- WHAT YOU ARE ASKED TO DO:
Every line below must be copied as written, except for pictures.

- GIVEN DATA:

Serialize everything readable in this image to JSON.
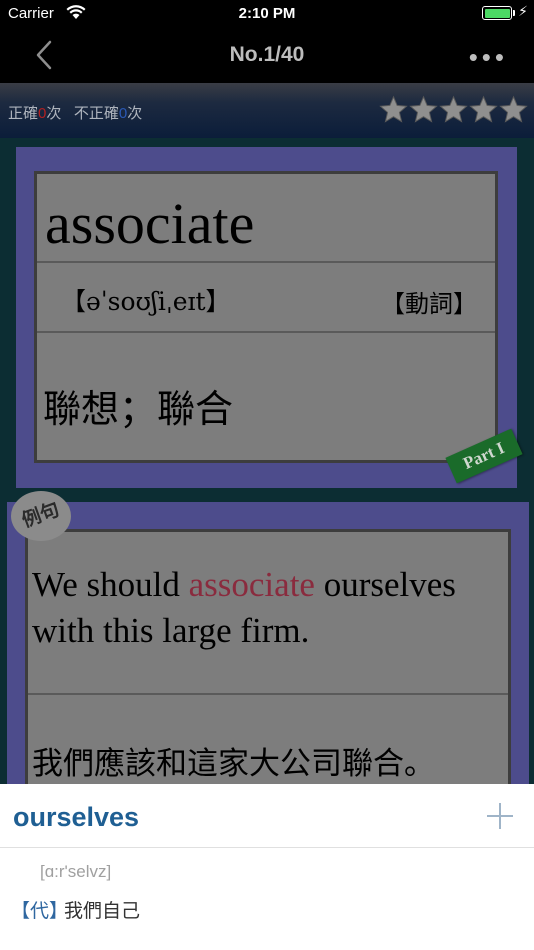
{
  "status_bar": {
    "carrier": "Carrier",
    "time": "2:10 PM",
    "battery_color": "#4cd964"
  },
  "nav": {
    "title": "No.1/40",
    "back_icon": "chevron-left-icon",
    "more_icon": "ellipsis-icon",
    "more_glyph": "•••"
  },
  "stats": {
    "correct_label": "正確",
    "correct_count": "0",
    "correct_suffix": "次",
    "incorrect_label": "不正確",
    "incorrect_count": "0",
    "incorrect_suffix": "次",
    "rating_stars": 5,
    "rating_filled": 0
  },
  "card": {
    "word": "associate",
    "phonetic": "【əˈsoʊʃiˌeɪt】",
    "part_of_speech": "【動詞】",
    "meaning": "聯想；聯合",
    "part_tag": "Part I"
  },
  "example": {
    "badge": "例句",
    "en_before": "We should ",
    "en_highlight": "associate",
    "en_after": " ourselves with this large firm.",
    "zh": "我們應該和這家大公司聯合。"
  },
  "lookup_popup": {
    "word": "ourselves",
    "phonetic": "[ɑ:r'selvz]",
    "pos": "【代】",
    "meaning": "我們自己",
    "add_icon": "plus-icon"
  },
  "colors": {
    "card_frame": "#4d4c8c",
    "card_body": "#7d7d7d",
    "highlight": "#8a2b3e",
    "popup_word": "#1f5f93",
    "correct_count": "#b32020",
    "incorrect_count": "#2a59b5"
  }
}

- ANSWER TO THE EXERCISE:
Serialize everything readable in this image to JSON.
{
  "status_bar": {
    "carrier": "Carrier",
    "time": "2:10 PM",
    "battery_color": "#4cd964"
  },
  "nav": {
    "title": "No.1/40",
    "back_icon": "chevron-left-icon",
    "more_icon": "ellipsis-icon",
    "more_glyph": "•••"
  },
  "stats": {
    "correct_label": "正確",
    "correct_count": "0",
    "correct_suffix": "次",
    "incorrect_label": "不正確",
    "incorrect_count": "0",
    "incorrect_suffix": "次",
    "rating_stars": 5,
    "rating_filled": 0
  },
  "card": {
    "word": "associate",
    "phonetic": "【əˈsoʊʃiˌeɪt】",
    "part_of_speech": "【動詞】",
    "meaning": "聯想；聯合",
    "part_tag": "Part I"
  },
  "example": {
    "badge": "例句",
    "en_before": "We should ",
    "en_highlight": "associate",
    "en_after": " ourselves with this large firm.",
    "zh": "我們應該和這家大公司聯合。"
  },
  "lookup_popup": {
    "word": "ourselves",
    "phonetic": "[ɑ:r'selvz]",
    "pos": "【代】",
    "meaning": "我們自己",
    "add_icon": "plus-icon"
  },
  "colors": {
    "card_frame": "#4d4c8c",
    "card_body": "#7d7d7d",
    "highlight": "#8a2b3e",
    "popup_word": "#1f5f93",
    "correct_count": "#b32020",
    "incorrect_count": "#2a59b5"
  }
}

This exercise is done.